Activity>
In the data below, find every line with the word "orders" and copy it.

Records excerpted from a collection
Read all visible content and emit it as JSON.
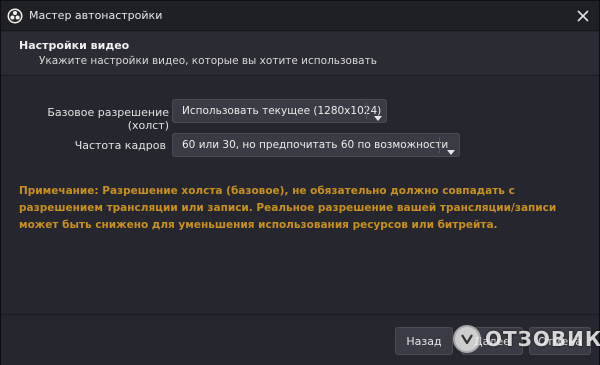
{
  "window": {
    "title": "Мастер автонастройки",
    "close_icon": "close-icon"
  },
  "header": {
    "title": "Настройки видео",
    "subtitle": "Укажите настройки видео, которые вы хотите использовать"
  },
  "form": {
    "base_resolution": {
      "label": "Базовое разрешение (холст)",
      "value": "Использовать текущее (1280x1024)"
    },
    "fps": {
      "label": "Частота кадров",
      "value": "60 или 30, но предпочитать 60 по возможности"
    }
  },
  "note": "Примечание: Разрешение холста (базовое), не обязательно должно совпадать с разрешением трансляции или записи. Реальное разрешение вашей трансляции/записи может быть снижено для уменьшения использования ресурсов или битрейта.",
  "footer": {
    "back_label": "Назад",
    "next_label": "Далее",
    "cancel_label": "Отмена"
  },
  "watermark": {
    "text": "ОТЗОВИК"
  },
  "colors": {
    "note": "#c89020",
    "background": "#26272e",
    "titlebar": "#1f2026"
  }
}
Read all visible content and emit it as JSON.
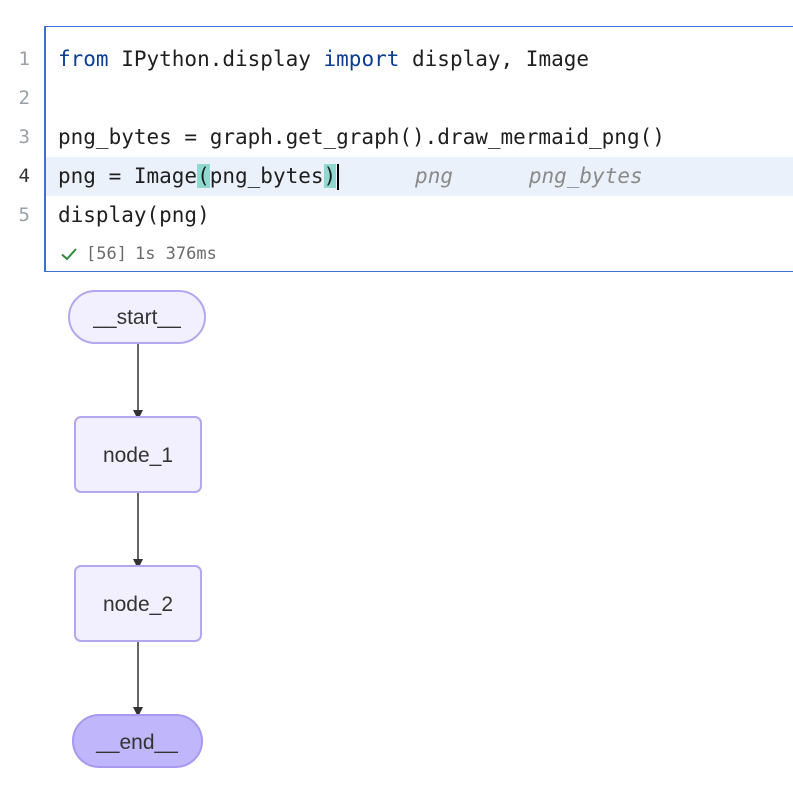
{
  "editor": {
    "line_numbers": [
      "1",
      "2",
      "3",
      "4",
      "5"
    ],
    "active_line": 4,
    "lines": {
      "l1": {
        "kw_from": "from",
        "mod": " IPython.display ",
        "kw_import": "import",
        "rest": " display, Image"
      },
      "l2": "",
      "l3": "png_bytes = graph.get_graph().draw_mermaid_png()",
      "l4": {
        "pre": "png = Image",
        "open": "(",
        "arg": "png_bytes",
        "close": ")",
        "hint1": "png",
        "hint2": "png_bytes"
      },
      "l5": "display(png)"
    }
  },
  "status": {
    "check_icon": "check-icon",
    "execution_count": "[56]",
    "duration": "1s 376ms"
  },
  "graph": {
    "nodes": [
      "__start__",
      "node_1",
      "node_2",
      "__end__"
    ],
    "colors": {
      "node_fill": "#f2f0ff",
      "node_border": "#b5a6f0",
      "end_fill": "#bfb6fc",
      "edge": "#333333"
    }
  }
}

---

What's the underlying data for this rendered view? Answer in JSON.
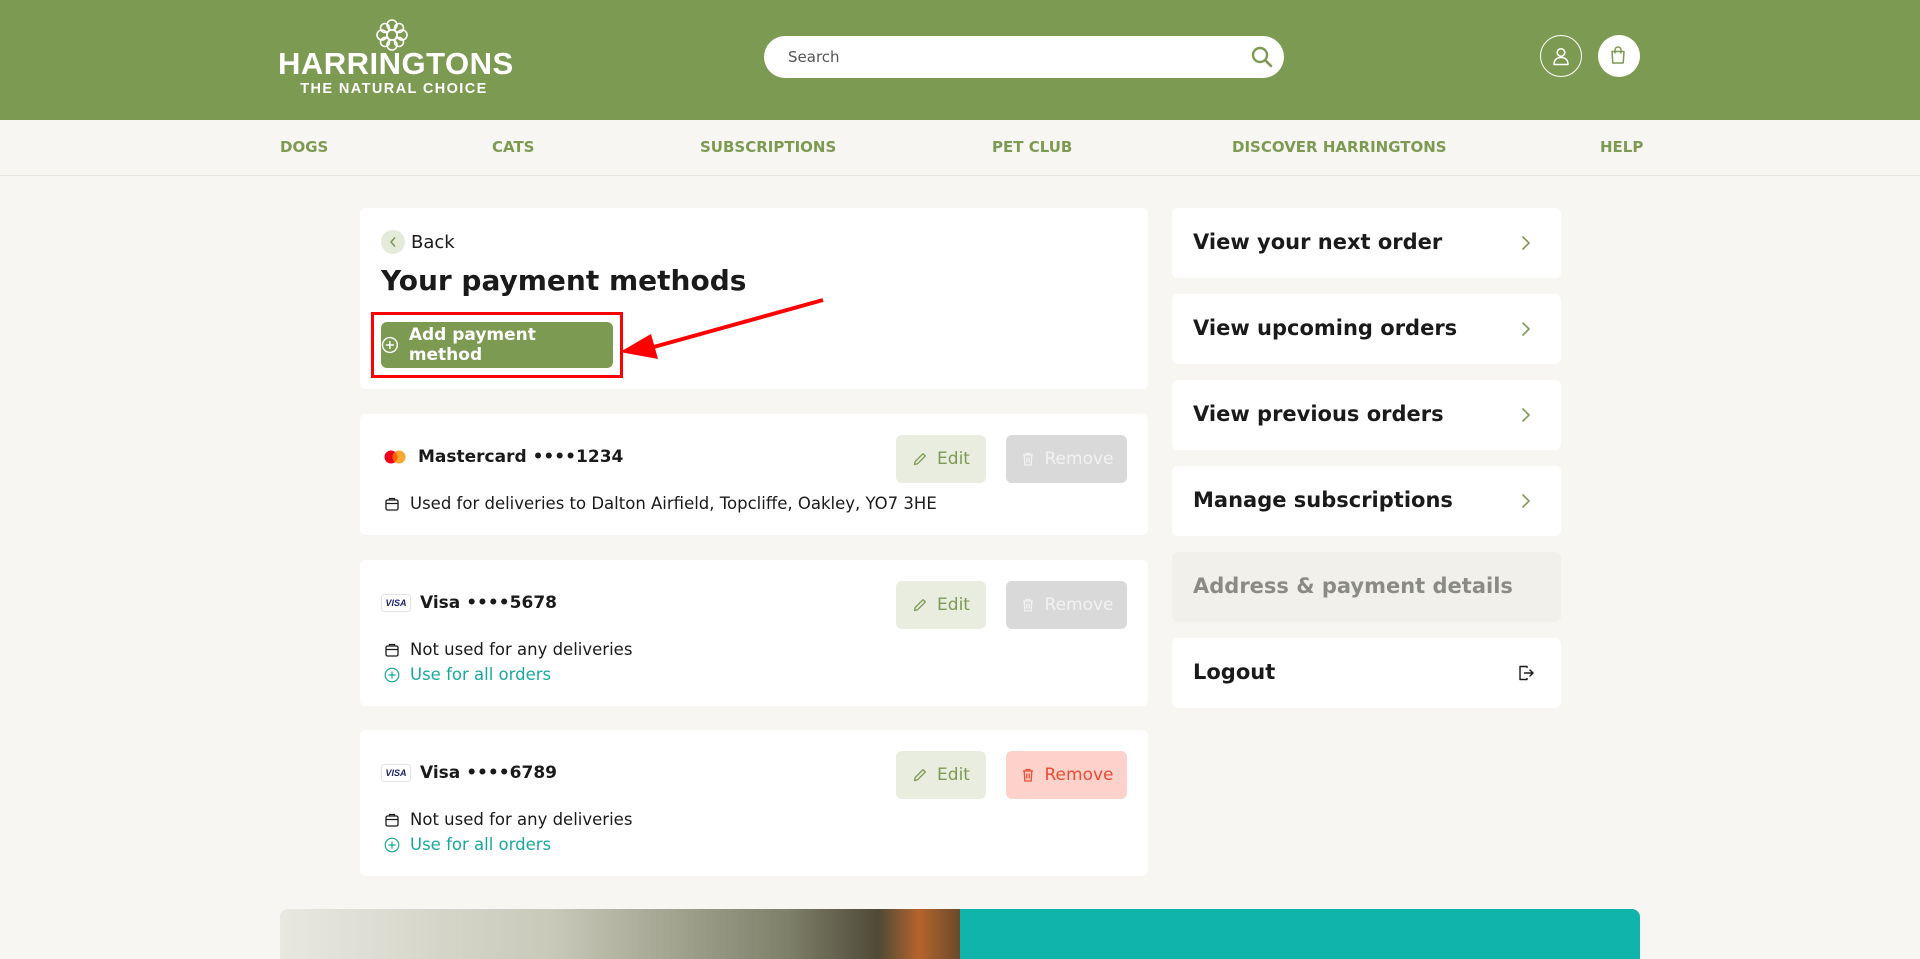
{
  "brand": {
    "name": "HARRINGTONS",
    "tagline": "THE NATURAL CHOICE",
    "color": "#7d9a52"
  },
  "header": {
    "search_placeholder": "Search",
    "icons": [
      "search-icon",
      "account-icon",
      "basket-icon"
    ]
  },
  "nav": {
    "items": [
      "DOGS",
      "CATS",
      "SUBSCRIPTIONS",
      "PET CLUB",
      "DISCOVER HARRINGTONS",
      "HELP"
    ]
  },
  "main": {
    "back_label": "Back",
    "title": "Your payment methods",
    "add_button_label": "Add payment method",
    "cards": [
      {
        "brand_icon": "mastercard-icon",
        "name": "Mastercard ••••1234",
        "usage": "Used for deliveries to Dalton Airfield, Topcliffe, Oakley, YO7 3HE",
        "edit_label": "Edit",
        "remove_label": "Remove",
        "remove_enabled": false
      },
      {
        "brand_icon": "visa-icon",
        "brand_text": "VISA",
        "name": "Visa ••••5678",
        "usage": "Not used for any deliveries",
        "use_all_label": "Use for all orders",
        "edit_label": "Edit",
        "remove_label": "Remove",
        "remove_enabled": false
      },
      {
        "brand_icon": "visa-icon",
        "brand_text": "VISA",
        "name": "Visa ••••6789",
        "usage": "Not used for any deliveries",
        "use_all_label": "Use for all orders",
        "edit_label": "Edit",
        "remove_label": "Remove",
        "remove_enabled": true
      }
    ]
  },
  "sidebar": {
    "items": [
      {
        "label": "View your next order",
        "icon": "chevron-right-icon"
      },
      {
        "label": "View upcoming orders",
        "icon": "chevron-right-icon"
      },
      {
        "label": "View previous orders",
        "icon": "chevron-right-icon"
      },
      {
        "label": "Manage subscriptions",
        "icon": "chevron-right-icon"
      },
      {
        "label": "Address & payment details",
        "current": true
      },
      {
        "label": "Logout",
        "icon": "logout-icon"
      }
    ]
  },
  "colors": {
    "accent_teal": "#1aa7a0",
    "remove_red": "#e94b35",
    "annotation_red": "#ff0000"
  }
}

Answer>
        "use_all_label": "Use for all orders",
        "use_all_label": "Use for all orders",
        "label": "View upcoming orders",
        "label": "View previous orders",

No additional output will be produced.